The colonization of the solar system will not be possible without massively automating with robots and artificial intelligence the tasks of building permanent bases that can house countless homes. Homo sapiens. We just saw an illustration of this with work on mass production of oxygen on Mars with an AI chemist.
Both Arthur Clarke and Issac Asimov predicted that in the 21ste century, the exploration and colonization of the solar system would not take place until robotsrobots and theartificial intelligenceartificial intelligence. Clarke in particular predicted the WWW back in the 1960s, which gives us all the more reason to take his other predictions seriously.

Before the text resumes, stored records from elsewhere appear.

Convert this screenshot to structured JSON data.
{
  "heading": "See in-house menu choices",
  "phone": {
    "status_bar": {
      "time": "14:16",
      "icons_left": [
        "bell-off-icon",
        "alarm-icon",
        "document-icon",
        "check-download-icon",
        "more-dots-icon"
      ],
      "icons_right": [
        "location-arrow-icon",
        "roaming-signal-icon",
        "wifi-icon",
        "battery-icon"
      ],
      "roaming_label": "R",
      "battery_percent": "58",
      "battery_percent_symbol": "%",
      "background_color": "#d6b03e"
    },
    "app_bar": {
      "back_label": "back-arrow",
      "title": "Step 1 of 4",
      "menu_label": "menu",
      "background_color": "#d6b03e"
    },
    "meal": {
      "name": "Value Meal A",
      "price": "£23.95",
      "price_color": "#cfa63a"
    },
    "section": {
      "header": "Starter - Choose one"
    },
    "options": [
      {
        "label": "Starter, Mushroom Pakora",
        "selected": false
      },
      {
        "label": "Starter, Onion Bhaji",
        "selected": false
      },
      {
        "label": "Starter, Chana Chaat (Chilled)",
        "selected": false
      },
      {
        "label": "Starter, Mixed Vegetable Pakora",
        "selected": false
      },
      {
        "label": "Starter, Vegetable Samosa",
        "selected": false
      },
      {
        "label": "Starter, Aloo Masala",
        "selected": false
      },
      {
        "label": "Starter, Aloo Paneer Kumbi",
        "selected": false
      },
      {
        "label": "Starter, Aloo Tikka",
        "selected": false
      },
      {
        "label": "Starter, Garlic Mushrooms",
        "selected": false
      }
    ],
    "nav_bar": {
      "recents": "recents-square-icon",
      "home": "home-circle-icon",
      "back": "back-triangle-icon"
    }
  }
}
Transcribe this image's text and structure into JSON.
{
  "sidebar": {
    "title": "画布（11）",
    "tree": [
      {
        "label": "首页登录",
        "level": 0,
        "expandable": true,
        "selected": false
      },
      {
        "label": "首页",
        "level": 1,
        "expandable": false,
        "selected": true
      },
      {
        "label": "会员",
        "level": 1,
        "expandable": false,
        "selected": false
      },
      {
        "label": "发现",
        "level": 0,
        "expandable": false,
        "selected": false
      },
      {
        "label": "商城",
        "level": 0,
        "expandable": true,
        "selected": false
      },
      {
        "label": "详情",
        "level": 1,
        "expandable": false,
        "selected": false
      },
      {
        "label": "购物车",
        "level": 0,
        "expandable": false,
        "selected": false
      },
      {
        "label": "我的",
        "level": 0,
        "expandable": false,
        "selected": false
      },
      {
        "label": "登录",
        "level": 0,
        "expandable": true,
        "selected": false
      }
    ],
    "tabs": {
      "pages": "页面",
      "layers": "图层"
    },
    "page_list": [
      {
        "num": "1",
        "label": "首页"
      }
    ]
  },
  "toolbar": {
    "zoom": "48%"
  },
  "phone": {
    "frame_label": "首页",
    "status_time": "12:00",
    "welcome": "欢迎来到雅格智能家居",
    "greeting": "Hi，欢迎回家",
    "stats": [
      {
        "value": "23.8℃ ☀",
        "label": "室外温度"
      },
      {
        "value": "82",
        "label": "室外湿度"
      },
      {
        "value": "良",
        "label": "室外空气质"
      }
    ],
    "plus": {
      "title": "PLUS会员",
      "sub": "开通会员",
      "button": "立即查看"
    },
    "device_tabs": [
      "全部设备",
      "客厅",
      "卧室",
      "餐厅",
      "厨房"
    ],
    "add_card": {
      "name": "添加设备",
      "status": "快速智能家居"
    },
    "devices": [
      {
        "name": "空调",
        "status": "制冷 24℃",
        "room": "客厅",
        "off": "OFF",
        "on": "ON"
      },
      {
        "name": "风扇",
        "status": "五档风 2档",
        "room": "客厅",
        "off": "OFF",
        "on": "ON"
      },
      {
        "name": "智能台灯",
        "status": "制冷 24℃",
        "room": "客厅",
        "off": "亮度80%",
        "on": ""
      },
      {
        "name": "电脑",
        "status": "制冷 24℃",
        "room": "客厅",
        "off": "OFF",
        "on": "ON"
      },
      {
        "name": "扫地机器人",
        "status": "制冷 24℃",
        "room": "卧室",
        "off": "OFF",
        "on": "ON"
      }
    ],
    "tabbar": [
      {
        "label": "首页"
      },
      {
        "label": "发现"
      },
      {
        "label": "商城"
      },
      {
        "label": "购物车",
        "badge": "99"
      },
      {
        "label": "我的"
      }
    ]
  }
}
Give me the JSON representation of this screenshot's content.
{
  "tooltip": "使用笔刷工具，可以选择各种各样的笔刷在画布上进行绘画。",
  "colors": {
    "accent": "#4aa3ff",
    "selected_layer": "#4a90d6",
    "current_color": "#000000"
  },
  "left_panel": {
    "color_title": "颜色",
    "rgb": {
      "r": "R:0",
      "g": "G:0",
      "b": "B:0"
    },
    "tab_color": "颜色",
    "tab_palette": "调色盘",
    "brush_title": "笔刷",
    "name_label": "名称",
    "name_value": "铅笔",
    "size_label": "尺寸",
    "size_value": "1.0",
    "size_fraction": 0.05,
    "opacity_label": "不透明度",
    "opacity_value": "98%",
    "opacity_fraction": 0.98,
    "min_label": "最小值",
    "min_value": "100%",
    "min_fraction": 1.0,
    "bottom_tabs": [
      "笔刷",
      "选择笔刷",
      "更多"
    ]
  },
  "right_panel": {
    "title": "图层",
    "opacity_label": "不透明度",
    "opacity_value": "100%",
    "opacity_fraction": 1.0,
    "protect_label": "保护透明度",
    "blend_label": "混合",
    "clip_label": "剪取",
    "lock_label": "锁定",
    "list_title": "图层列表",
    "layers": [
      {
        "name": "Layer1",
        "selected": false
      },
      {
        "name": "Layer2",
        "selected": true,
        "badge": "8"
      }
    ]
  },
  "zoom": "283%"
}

Of course, everyone dreams of the moon colonies and space colonies that are the result of the work of Gerard Kitchen O’Neill. But what undoubtedly makes us dream the most are the colonies of Mars. However, as we know, the journey to Mars and the establishment of a permanent base on the Red Planet are far from easy and will initially be very expensive as long as a space industry emerges, exactly the kind that O’Neill broadly envisages has eyes. , will be out of place in the robotic exploitation of the moon and asteroids.
One of the challenges for the first Martian colonists will be the need for oxygen to breathe. Fortunately, there are areas on Mars with water and we can consider electrolyzing it (which produces dioxygen O2 and dihydrogen H2 in gaseous form) with electric currentselectric currents produced by solar panels (for the record: the first electrolysis of water was carried out in 1800 by two British chemists, William Nicholson and Anthony Carlisle, a few weeks after the invention of the first electric battery by the Italian Alessandro VoltaAlessandro Volta). However, a good yield would be needed, already because the radiation on the surface of Mars does not have the intensity of that on the surface of the Earth or the moon.
On our Blue Planet we use electrodeselectrodes with what catalystscatalysts to decrease the quantityenergyenergy electricity needed for the production of oxygen. But it would be expensive to get catalysts from Earth, so a team led by Professor Luo Yi, Professor Jiang Jun and Professor Shang Weiwei from the University of Science and Technology of China (USTC) and the Chinese Academy of Sciences ( CAS) wondered if there was a way to produce effective catalysts from the soil of Mars.
And this is indeed the case, as these researchers demonstrate in an article published in Nature synthesiswhere they explain that they have used artificial intelligence techniques for this.
They started by collecting samples of several meteorites of different nature, which we know to be of Martian origin on Earth, which arrived after traveling in space for several million years after an ejection from the Red Planet, during a violent impact of an asteroid on Earth. its surface.
The chemical composition of these samples of Martian soil was then analyzed using the technique of laserlaser-induced degradation spectroscopy (LIBS), or in French la emission spectrometryemission spectrometry atomic laser-induced plasma.
A video illustrating the work of Chinese researchers. To get a fairly accurate French translation, click on the white rectangle at the bottom right. English subtitles should then appear. Then click on the nut to the right of the rectangle, then on “Subtitles” and finally on “Auto translate”. Choose “French”. © AI-Chemist Group at the University of Science and Technology of China, Science
An AI that does 2,000 years of the work of a human chemist in two months
An artificial intelligence is fed from its composition meteoritesmeteorites and controls several basic operations in their processing to robotically extract metal hydroxides that will be tested on electrodes.
The same artificial intelligence will then perform quantum chemistry and molecular dynamics simulations for 30,000 possible mixtures of hydroxides. These simulations and possible results regarding the effectiveness of a catalyst produced from these mixtures are then analyzed by a network of neuronsneurons to predict even more efficiently the properties of a certain mixture of metal hydroxides from the soil of Mars.
Actual tests were carried out on these mixtures, which confirmed that good potential catalysts had been found and that the oxygen-producing electrolysis reaction was carried out efficiently under conditions of average Martian temperatures of about -37°C, less for any of these catalysts.
The AI-driven searches are spectacular. They lasted only two months, while it can be estimated that a human chemist would have had to conduct similar experiments for 2,000 years to achieve the same result.